Russian testimony also indicated that sound quieting of their submarines was the top military priority throughout the 70’s and 80’s, and was pursued with a fervor equivalent to that of our Manhattan Project in World War II, or the Project Apollo moon landing. Also, since they perceived (almost Army-like in thinking) that the turning of their Northern Flank essentially cancelled all other Soviet advantages in a Central European conflict, the Maritime Strategy really did cause them a significant degree of strategic discomfort. Their basic strategy called for placing the bulk of their naval assets into a defensive role for which there were concentric far, medium and first echelons of keep-out radii. US submariners, of course, saw this entrenchment of their naval assets as the creation of a target-rich environment.

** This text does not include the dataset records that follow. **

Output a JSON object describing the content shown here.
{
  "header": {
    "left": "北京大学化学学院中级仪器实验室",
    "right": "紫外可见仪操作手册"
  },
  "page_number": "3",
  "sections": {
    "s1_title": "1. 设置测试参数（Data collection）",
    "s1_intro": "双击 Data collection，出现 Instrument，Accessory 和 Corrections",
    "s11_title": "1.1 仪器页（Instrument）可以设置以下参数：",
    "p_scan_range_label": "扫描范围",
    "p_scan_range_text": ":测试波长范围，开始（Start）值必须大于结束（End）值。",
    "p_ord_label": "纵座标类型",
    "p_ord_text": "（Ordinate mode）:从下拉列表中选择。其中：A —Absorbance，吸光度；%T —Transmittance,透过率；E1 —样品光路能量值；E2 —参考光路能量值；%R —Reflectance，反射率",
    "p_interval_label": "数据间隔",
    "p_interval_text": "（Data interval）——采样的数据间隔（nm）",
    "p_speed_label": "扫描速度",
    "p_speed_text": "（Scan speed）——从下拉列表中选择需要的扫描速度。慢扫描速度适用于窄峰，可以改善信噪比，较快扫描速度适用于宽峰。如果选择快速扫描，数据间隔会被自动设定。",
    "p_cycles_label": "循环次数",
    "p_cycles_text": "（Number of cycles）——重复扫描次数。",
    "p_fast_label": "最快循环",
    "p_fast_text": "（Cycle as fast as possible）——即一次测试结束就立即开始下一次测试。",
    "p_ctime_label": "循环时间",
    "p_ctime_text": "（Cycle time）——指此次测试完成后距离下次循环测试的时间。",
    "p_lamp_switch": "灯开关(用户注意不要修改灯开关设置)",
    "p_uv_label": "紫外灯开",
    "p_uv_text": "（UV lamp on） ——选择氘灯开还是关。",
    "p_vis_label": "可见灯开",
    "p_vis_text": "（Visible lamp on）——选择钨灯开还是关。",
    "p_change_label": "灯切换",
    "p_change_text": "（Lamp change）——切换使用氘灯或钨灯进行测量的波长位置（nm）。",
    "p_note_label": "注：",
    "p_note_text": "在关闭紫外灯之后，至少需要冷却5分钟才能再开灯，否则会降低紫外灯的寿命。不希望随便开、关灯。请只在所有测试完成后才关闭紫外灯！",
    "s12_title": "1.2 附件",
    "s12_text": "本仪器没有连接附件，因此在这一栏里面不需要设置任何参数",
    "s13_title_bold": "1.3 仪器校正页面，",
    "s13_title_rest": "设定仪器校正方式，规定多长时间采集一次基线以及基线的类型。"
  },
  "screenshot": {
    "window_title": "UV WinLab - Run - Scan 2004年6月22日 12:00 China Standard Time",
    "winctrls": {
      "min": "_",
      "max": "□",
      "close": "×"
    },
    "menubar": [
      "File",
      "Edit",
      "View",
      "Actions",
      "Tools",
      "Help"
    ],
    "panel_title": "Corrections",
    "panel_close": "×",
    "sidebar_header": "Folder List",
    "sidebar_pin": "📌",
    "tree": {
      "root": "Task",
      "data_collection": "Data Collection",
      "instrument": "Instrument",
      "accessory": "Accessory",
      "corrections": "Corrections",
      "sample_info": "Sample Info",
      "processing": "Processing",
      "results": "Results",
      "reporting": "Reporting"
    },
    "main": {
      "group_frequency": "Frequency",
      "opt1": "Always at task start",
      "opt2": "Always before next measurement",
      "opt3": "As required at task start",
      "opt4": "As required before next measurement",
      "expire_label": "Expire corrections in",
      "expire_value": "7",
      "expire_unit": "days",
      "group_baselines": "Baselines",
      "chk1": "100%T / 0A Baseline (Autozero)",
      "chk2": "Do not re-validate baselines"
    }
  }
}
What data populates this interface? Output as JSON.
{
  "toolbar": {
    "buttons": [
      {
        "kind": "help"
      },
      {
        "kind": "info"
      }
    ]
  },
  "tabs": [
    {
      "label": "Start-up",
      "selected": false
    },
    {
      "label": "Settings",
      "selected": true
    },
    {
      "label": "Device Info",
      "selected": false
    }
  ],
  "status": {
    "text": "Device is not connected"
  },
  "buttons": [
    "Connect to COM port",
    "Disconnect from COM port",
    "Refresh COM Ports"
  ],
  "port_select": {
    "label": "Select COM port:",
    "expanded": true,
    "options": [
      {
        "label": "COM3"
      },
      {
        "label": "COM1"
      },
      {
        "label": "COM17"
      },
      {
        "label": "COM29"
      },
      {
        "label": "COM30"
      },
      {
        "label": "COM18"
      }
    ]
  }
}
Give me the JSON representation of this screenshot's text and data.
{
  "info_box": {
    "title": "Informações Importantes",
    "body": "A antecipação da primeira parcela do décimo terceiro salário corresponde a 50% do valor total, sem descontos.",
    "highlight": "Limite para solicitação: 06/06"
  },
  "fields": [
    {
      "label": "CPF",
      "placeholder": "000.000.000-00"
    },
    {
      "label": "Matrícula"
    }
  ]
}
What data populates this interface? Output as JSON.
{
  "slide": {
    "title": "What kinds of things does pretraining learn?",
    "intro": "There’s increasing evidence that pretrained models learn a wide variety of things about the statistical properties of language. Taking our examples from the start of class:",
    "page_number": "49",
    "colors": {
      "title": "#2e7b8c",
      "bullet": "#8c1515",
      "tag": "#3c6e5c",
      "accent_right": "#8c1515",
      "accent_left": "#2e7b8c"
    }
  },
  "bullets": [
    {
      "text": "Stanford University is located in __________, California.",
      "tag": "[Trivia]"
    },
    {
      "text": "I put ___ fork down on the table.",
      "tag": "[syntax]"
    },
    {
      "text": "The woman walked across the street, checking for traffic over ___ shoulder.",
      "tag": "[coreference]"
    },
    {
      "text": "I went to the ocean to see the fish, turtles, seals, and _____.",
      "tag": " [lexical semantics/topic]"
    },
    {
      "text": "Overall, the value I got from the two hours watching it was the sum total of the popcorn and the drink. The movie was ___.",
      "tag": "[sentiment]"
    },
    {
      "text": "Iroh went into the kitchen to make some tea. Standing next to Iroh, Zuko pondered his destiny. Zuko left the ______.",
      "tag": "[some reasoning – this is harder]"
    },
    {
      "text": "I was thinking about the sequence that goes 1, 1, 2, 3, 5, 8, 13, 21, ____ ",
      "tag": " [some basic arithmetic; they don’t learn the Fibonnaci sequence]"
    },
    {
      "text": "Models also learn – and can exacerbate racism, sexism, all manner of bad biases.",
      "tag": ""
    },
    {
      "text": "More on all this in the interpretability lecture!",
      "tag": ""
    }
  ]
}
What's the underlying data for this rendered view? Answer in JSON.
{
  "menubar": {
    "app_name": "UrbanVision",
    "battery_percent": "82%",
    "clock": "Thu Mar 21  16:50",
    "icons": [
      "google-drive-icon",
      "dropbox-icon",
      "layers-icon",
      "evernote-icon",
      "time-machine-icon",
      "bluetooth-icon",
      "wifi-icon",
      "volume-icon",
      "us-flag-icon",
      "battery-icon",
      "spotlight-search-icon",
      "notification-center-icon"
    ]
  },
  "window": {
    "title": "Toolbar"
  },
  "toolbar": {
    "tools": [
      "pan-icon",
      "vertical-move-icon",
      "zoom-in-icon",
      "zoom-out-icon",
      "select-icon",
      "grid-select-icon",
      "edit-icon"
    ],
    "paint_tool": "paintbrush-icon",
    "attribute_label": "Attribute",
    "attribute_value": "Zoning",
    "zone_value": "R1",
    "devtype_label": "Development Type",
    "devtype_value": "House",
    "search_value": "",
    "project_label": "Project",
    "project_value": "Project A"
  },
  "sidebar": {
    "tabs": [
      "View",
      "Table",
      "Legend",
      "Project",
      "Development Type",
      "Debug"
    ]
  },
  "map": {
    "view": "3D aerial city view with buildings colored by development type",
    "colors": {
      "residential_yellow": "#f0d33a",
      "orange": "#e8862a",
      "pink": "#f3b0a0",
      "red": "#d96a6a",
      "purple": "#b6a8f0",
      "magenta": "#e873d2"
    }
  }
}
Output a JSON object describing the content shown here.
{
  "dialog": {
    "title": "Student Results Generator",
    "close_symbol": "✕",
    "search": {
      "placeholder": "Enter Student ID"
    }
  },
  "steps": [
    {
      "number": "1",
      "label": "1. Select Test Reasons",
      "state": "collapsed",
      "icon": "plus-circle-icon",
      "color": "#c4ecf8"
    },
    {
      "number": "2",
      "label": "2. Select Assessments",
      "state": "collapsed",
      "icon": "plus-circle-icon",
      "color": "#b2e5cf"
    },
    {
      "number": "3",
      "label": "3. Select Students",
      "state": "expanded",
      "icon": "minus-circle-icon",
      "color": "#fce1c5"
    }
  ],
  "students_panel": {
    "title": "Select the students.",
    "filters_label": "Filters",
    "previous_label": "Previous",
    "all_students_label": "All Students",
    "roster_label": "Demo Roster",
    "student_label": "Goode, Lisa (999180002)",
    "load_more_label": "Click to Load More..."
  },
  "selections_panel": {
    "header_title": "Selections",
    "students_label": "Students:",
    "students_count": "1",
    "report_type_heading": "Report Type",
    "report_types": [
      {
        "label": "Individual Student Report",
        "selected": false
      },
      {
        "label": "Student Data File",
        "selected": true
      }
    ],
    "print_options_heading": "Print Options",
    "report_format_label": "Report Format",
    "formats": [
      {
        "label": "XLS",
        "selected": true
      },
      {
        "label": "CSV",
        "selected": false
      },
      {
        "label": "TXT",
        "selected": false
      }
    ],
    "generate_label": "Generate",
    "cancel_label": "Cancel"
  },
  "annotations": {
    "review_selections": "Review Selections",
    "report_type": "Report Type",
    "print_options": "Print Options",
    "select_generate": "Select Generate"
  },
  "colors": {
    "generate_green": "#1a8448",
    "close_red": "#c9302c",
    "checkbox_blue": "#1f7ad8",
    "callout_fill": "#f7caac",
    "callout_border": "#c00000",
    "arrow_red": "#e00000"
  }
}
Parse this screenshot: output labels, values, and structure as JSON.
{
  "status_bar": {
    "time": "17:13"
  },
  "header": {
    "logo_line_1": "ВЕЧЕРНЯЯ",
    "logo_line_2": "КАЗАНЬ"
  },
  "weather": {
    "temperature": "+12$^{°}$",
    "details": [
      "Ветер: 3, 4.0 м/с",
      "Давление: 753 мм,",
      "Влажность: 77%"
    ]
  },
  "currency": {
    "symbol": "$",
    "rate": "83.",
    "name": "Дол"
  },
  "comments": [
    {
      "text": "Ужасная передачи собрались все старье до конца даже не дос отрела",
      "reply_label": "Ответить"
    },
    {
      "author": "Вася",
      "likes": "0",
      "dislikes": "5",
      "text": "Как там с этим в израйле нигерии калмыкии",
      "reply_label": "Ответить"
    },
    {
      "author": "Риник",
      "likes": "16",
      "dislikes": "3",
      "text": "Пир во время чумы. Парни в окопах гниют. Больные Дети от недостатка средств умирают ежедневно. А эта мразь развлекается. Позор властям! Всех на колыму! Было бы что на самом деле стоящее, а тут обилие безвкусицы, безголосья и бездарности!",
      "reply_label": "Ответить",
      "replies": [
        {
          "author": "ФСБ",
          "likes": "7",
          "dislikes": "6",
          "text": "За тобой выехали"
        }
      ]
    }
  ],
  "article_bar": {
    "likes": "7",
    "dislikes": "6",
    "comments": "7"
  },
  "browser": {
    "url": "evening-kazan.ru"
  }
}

Sunday’s Victory Day (we call May 81h VE day and it is a major Russian holiday celebrating the WWU defeat of Germany) memorial services at the K-77 JULIET SSG was impressive, as was the tour of the K-77-a 3500 ton behemoth of a diesel-electric submarine (US diesel submarines were about 1700 tons). At the end of that affair, each of the US and Russian delegations tried unsuccessfully to outdo the other in the quantity and quality of gifts and mementos ex-changed.
Monday was somewhat a continuation of Friday and Saturday’s presentations, but with a smaller group and a good deal of Brown’s academia in the audience. It had a somewhat different agenda: how the scientists viewed the Cold War, how the operators (submariners) viewed it, how the film industry played off it and the state of US-Russian relations today.
Of interest was a description of the development and testing of he cruise missile employed on the JULIET, how the post-launch wing deployment was absolutely revolutionary for its time, and how, during testing, it managed to inadvertently attack a civilian trawler, a fishing village and a Japanese cruise ship. In one presentation Mr. A. Homer Skinner, who had been associated with the CIA, alleged that the way we found out about the Soviet submarines anechoic coatings was when one of ours bumped one of theirs and some of the coating stuck to our submarine. At that point Captain First Class (Ret) Ryurik Ketov, previously mentioned as a Cuban Missile crisis FOXTROT CO, spoke up to say that it was his VICTOR that had been bumped by a third party while he was trailing USS GEORGE WASHINGTON.
It was a fascinating three-four day event during which two groups of Cold Warriors expressed their mutual admiration and respect for one another-not as enemies, but rather as adversaries-united as all seamen have always been in a battle against a common enemy-the Ocean.